New York Times Book Review Editors' Choice |A Parnassus First Editions Club Pick | Powell’s Indispensable Book Club Pick
The lives of two close-knit couples are irrevocably changed by an untimely death in the latest from Tessa Hadley, the acclaimed novelist and short story master who “recruits admirers with each book” (Hilary Mantel).
Alexandr and Christine and Zachary and Lydia have been friends since they first met in their twenties. Thirty years later, Alex and Christine are spending a leisurely summer’s evening at home when they receive a call from a distraught Lydia: she is at the hospital. Zach is dead.
In the wake of this profound loss, the three friends find themselves unmoored; all agree that Zach, with his generous, grounded spirit, was the irreplaceable one they couldn’t afford to lose. Inconsolable, Lydia moves in with Alex and Christine. But instead of loss bringing them closer, the three of them find over the following months that it warps their relationships, as old entanglements and grievances rise from the past, and love and sorrow give way to anger and bitterness.
Late in the Day explores the complex webs at the center of our most intimate relationships, to expose how, beneath the seemingly dependable arrangements we make for our lives, lie infinite alternate configurations. Ingeniously moving between past and present and through the intricacies of her characters’ thoughts and interactions, Tessa Hadley once again “crystallizes the atmosphere of ordinary life in prose somehow miraculous and natural” (Washington Post).
Do you have digestion problems due to stress? Do you have problems with authority? How many alcoholic drinks to you consume a week? Would you rather be a florist or a truck driver?
These are some of the questions that determine if you have what it takes to survive at South Pole Station, a place with an average temperature of -54°F and no sunlight for six months a year. Cooper Gosling has just answered five hundred of them. Her results indicate she is abnormal enough for Polar life.
Cooper’s not sure if this is an achievement, but she knows she has nothing to lose. Unmoored by a recent family tragedy, she’s adrift at thirty and—despite her early promise as a painter—on the verge of sinking her career. So she accepts her place in the National Science Foundation’s Artists & Writers Program and flees to Antarctica, where she encounters a group of misfits motivated by desires as ambiguous as her own.
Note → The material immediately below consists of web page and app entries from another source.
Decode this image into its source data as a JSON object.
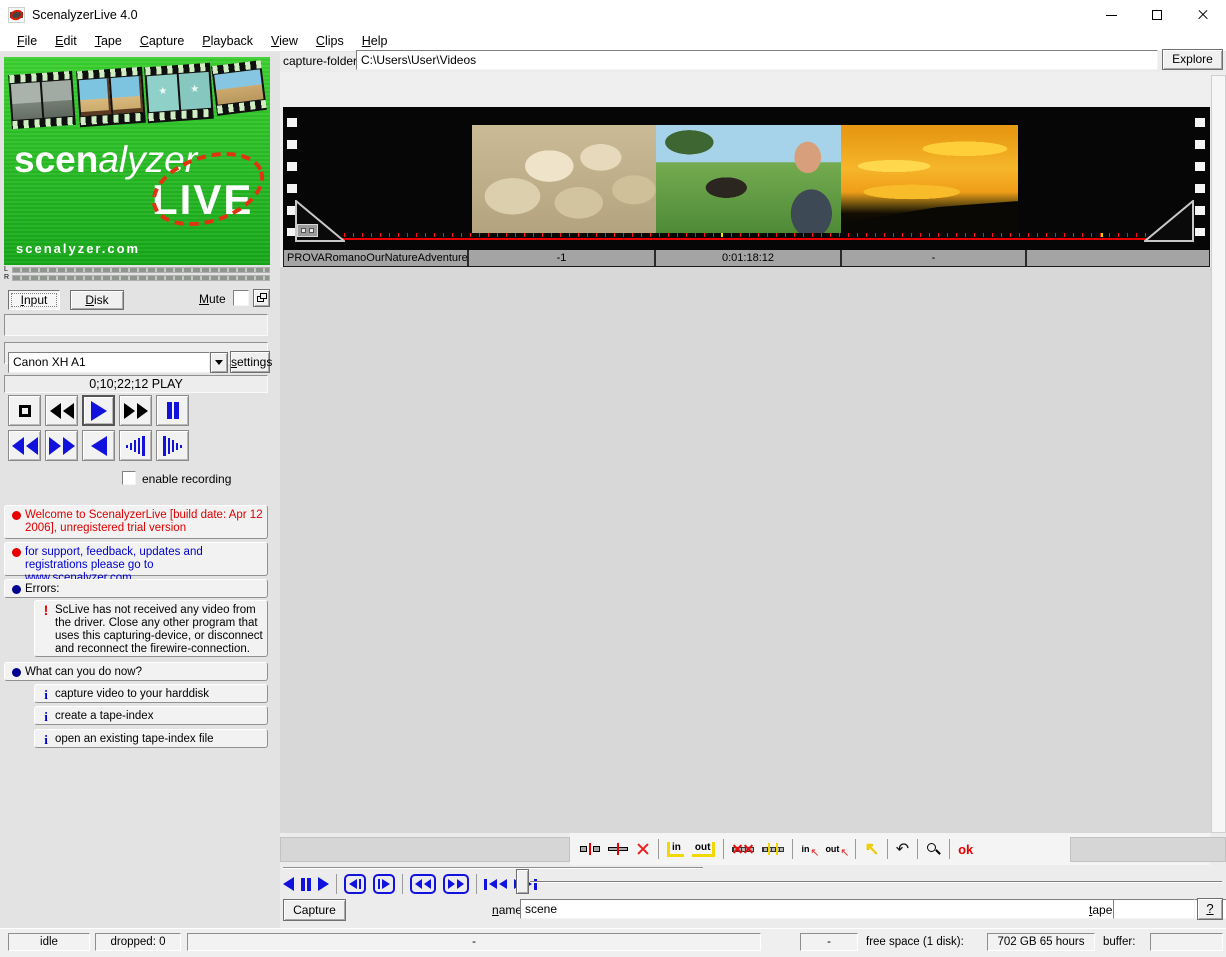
{
  "window": {
    "title": "ScenalyzerLive 4.0"
  },
  "menu": {
    "items": [
      "File",
      "Edit",
      "Tape",
      "Capture",
      "Playback",
      "View",
      "Clips",
      "Help"
    ]
  },
  "capture_folder": {
    "label": "capture-folder:",
    "path": "C:\\Users\\User\\Videos",
    "explore_button": "Explore"
  },
  "logo": {
    "brand_bold": "scen",
    "brand_italic": "alyzer",
    "live": "LIVE",
    "site": "scenalyzer.com"
  },
  "sidebar": {
    "meter_left": "L",
    "meter_right": "R",
    "input_button": "Input",
    "disk_button": "Disk",
    "mute_label": "Mute",
    "device_selected": "Canon XH A1",
    "settings_button": "settings",
    "timecode": "0;10;22;12 PLAY",
    "enable_recording_label": "enable recording",
    "messages": [
      {
        "text": "Welcome to ScenalyzerLive [build date: Apr 12 2006], unregistered trial version"
      },
      {
        "text": "for support, feedback, updates and registrations please go to www.scenalyzer.com"
      },
      {
        "text": "Errors:"
      },
      {
        "text": "ScLive has not received any video from the driver. Close any other program that uses this capturing-device, or disconnect and reconnect the firewire-connection."
      },
      {
        "text": "What can you do now?"
      },
      {
        "text": "capture video to your harddisk"
      },
      {
        "text": "create a tape-index"
      },
      {
        "text": "open an existing tape-index file"
      }
    ]
  },
  "filmstrip": {
    "labels": [
      "PROVARomanoOurNatureAdventure",
      "-1",
      "0:01:18:12",
      "-",
      ""
    ],
    "thumbnails": [
      "sheep-flock",
      "boy-with-horse",
      "sunset"
    ]
  },
  "toolbar": {
    "in_label": "in",
    "out_label": "out",
    "goto_in_label": "in",
    "goto_out_label": "out",
    "ok_label": "ok"
  },
  "capture_row": {
    "capture_button": "Capture",
    "name_label": "name:",
    "name_value": "scene",
    "tape_label": "tape:",
    "tape_value": "",
    "help_button": "?"
  },
  "status_bar": {
    "state": "idle",
    "dropped": "dropped: 0",
    "center_value": "-",
    "dash_value": "-",
    "free_space_label": "free space (1 disk):",
    "free_space_value": "702 GB 65 hours",
    "buffer_label": "buffer:",
    "buffer_value": ""
  },
  "colors": {
    "accent_blue": "#1212dd",
    "alert_red": "#e80000",
    "link_blue": "#0000cc",
    "logo_green": "#2bbf24",
    "filmstrip_black": "#060606",
    "label_row_grey": "#a4a4a4"
  }
}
The only thing the Polies have in common is the conviction that they don’t belong anywhere else. Then a fringe scientist arrives, claiming climate change is a hoax. His presence will rattle this already-imbalanced community, bringing Cooper and the Polies to the center of a global controversy and threatening the ancient ice chip they call home.
Split Estate opens with devastating scenes of a family at a horrific juncture: the wife of Arthur King and mother of his two teenage children, Celia and Cam, has recently committed suicide, jumping out the window of their New York apartment.
Charlotte Bacon's luminous new novel tracks the King family as it struggles to survive in the months that follow. Arthur, an attractive lawyer who has always been edgy about city dwelling, decides they must move back to his home state of Wyoming for the summer, where his mother, Lucy, welcomes her orphaned grandchildren and her wounded son to her much loved but diminished ranch. From the perspective of each protagonist in turn, we watch shy Celia and handsome Cam, distraught Arthur and brave Lucy face themselves and their future in a Wyoming that is beautiful and consoling, yet beset by new threats of destruction.
A split estate is a form of real property in which the mineral rights have been split off from the other land uses to which the owner is entitled. This has transformed the landscape the Kings love and jeopardized Lucy's independence. In truth, the Kings' very lives have become split estates—for Celia, on the brink of adolescence; for Cam, approaching independent adulthood; for Arthur, divided between the West and New York. Split Estate is a heartrending depiction of an American family sturggling to deal with irrevocable damage to their lives and surroundings.
Turning thirty was never supposed to be like this. Ten years ago, Ben, Lindsey, Chuck, Alison, and Jack graduated from New York University and went out into the world, fresh-faced and full of dreams for the future. But now Ben's getting a divorce; Lindsey's unemployed; Alison and Chuck seem stuck in ruts of their own making; and Jack is getting more publicity for his cocaine addiction than his multimillion-dollar Hollywood successes.
Suddenly, turning thirty-- past the age their parents were when they were born, older than every current star athlete or pop music sensation-- seems to be both more meaningful and less than they'd imagined ten years ago.
Plan B, Jonathan Tropper's wonderful debut novel, is about more than friendship, love, celebrity, addiction, kidnapping, or even turning thirty-- it's a heartfelt comic riff on what it means to be an adult against your will, to be single when you thought you'd have a family, to discover you are not, in fact, immortal, and to learn that Star Wars is as good a life lesson today as it was when you were six years old.